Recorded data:
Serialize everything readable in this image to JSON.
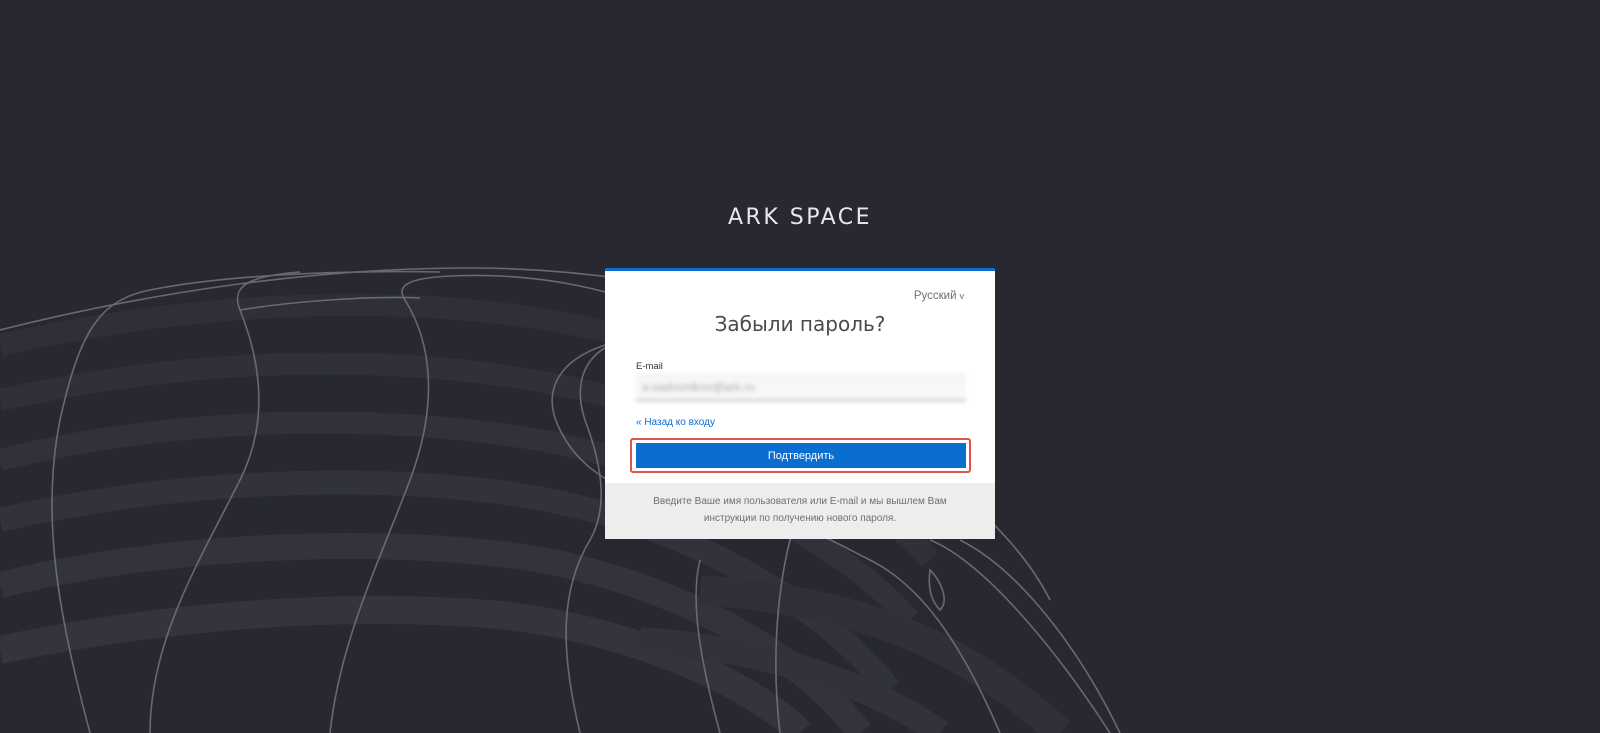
{
  "brand": {
    "title": "ARK SPACE"
  },
  "card": {
    "language": {
      "label": "Русский",
      "chevron": "v",
      "icon": "chevron-down-icon"
    },
    "title": "Забыли пароль?",
    "email": {
      "label": "E-mail",
      "value": "a.sadovnikov@ark.ru"
    },
    "back_link": "« Назад ко входу",
    "submit_label": "Подтвердить",
    "footer_text": "Введите Ваше имя пользователя или E-mail и мы вышлем Вам инструкции по получению нового пароля."
  },
  "colors": {
    "background": "#282930",
    "accent": "#0a6ed1",
    "highlight": "#e0524f",
    "footer_bg": "#ededed"
  }
}
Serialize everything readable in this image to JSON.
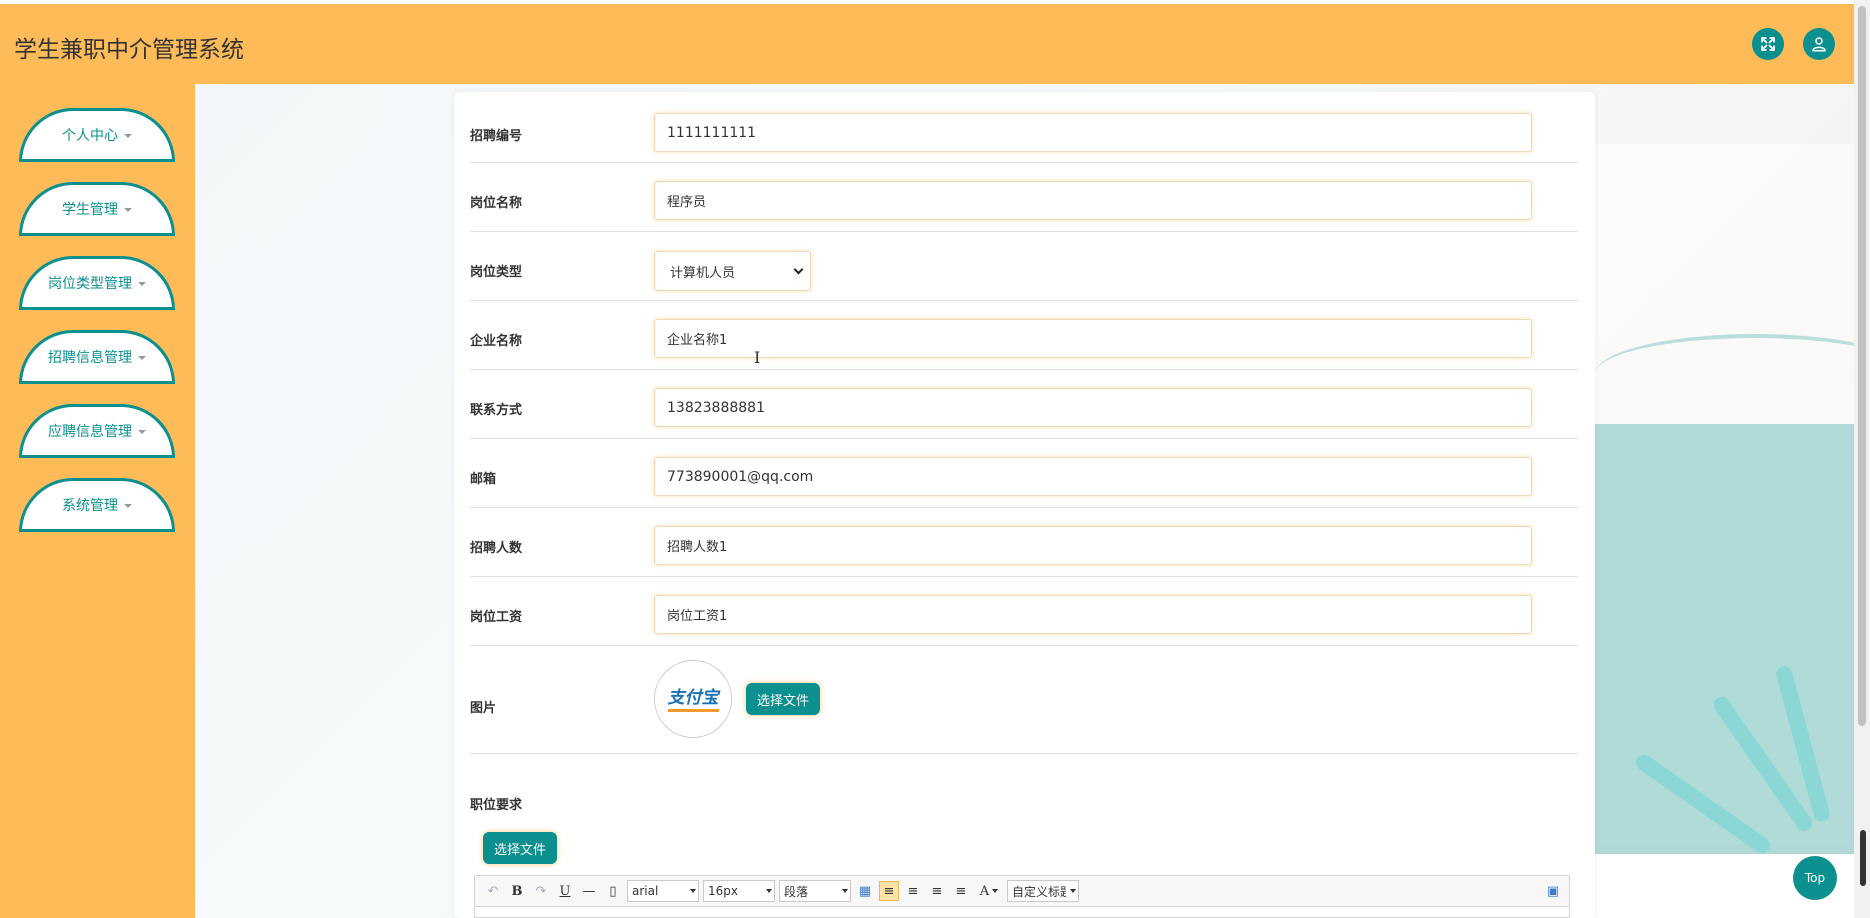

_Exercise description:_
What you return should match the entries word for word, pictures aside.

_The answer:_
Serialize everything readable in this image to JSON.
{
  "brand": {
    "title": "ARK SPACE"
  },
  "card": {
    "language": {
      "label": "Русский",
      "chevron": "v",
      "icon": "chevron-down-icon"
    },
    "title": "Забыли пароль?",
    "email": {
      "label": "E-mail",
      "value": "a.sadovnikov@ark.ru"
    },
    "back_link": "« Назад ко входу",
    "submit_label": "Подтвердить",
    "footer_text": "Введите Ваше имя пользователя или E-mail и мы вышлем Вам инструкции по получению нового пароля."
  },
  "colors": {
    "background": "#282930",
    "accent": "#0a6ed1",
    "highlight": "#e0524f",
    "footer_bg": "#ededed"
  }
}
Serialize everything readable in this image to JSON.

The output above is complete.